[Dataset Boundary: Start]

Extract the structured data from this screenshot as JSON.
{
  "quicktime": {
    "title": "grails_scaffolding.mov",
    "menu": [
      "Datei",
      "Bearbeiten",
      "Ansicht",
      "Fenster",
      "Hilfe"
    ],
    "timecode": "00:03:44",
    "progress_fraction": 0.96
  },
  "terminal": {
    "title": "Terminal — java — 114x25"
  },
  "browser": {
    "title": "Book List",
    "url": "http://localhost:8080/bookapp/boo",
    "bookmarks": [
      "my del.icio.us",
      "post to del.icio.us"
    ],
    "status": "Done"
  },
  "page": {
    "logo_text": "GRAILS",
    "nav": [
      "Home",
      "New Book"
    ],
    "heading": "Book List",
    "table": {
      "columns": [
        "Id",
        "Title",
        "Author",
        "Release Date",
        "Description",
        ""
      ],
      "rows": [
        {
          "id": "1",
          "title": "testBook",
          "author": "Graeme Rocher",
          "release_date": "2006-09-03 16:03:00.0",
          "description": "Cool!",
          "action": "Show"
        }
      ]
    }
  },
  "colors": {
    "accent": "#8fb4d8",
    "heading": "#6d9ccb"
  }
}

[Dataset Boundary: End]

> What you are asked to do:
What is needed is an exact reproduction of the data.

> Exercise result:
Extract the structured data from this screenshot as JSON.
{
  "quicktime": {
    "title": "grails_scaffolding.mov",
    "menu": [
      "Datei",
      "Bearbeiten",
      "Ansicht",
      "Fenster",
      "Hilfe"
    ],
    "timecode": "00:03:44",
    "progress_fraction": 0.96
  },
  "terminal": {
    "title": "Terminal — java — 114x25"
  },
  "browser": {
    "title": "Book List",
    "url": "http://localhost:8080/bookapp/boo",
    "bookmarks": [
      "my del.icio.us",
      "post to del.icio.us"
    ],
    "status": "Done"
  },
  "page": {
    "logo_text": "GRAILS",
    "nav": [
      "Home",
      "New Book"
    ],
    "heading": "Book List",
    "table": {
      "columns": [
        "Id",
        "Title",
        "Author",
        "Release Date",
        "Description",
        ""
      ],
      "rows": [
        {
          "id": "1",
          "title": "testBook",
          "author": "Graeme Rocher",
          "release_date": "2006-09-03 16:03:00.0",
          "description": "Cool!",
          "action": "Show"
        }
      ]
    }
  },
  "colors": {
    "accent": "#8fb4d8",
    "heading": "#6d9ccb"
  }
}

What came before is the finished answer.